PROMPT ▸ Spot each line in the records below where the word "telematik" occurs, then copy it.

DATA FOR PROCESSING ▸
=== Section Start ===

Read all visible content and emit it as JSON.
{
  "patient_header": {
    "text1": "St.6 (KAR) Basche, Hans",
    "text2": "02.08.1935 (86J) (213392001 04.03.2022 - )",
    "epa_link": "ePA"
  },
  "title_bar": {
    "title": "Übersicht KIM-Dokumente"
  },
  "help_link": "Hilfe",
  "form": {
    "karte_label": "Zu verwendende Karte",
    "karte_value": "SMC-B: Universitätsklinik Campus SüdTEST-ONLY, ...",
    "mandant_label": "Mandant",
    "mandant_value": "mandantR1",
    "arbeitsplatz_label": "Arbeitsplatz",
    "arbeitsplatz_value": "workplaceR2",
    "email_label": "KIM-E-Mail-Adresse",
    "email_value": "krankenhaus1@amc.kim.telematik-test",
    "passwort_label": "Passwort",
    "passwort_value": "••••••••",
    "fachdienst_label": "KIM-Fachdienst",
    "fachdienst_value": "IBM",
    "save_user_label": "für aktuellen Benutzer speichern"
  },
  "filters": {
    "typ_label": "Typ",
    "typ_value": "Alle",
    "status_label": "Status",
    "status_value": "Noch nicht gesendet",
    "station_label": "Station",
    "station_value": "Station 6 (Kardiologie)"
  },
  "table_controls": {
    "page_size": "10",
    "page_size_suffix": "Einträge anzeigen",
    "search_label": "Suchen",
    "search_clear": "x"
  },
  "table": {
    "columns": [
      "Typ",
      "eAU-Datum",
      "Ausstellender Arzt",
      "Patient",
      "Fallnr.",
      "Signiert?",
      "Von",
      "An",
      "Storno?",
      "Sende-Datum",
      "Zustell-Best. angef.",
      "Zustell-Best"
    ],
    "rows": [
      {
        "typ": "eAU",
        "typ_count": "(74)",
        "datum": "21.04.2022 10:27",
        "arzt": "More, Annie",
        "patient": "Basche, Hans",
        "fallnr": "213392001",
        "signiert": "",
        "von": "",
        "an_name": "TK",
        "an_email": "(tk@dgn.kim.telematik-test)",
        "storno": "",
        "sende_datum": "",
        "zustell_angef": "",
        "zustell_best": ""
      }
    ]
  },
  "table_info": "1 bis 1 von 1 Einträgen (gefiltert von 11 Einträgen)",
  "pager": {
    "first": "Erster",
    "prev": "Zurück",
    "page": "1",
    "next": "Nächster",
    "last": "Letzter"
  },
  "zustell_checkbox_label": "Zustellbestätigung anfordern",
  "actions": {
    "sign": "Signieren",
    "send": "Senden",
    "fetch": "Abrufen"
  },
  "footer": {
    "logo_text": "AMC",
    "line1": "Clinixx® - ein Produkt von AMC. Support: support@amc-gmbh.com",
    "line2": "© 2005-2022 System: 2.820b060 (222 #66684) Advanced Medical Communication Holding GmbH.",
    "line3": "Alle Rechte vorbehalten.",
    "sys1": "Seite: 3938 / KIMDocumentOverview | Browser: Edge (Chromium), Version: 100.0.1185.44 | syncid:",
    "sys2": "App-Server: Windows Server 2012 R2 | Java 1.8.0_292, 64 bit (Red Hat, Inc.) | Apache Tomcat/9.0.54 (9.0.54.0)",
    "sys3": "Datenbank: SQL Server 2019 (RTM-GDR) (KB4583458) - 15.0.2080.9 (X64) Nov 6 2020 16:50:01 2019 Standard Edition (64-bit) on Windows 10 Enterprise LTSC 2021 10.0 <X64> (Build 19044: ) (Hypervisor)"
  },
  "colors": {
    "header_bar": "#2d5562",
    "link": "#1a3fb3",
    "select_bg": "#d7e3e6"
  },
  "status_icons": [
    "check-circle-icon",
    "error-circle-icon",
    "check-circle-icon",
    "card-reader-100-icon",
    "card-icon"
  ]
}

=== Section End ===

WORKED SOLUTION ▸
    "email_value": "krankenhaus1@amc.kim.telematik-test",
        "an_email": "(tk@dgn.kim.telematik-test)",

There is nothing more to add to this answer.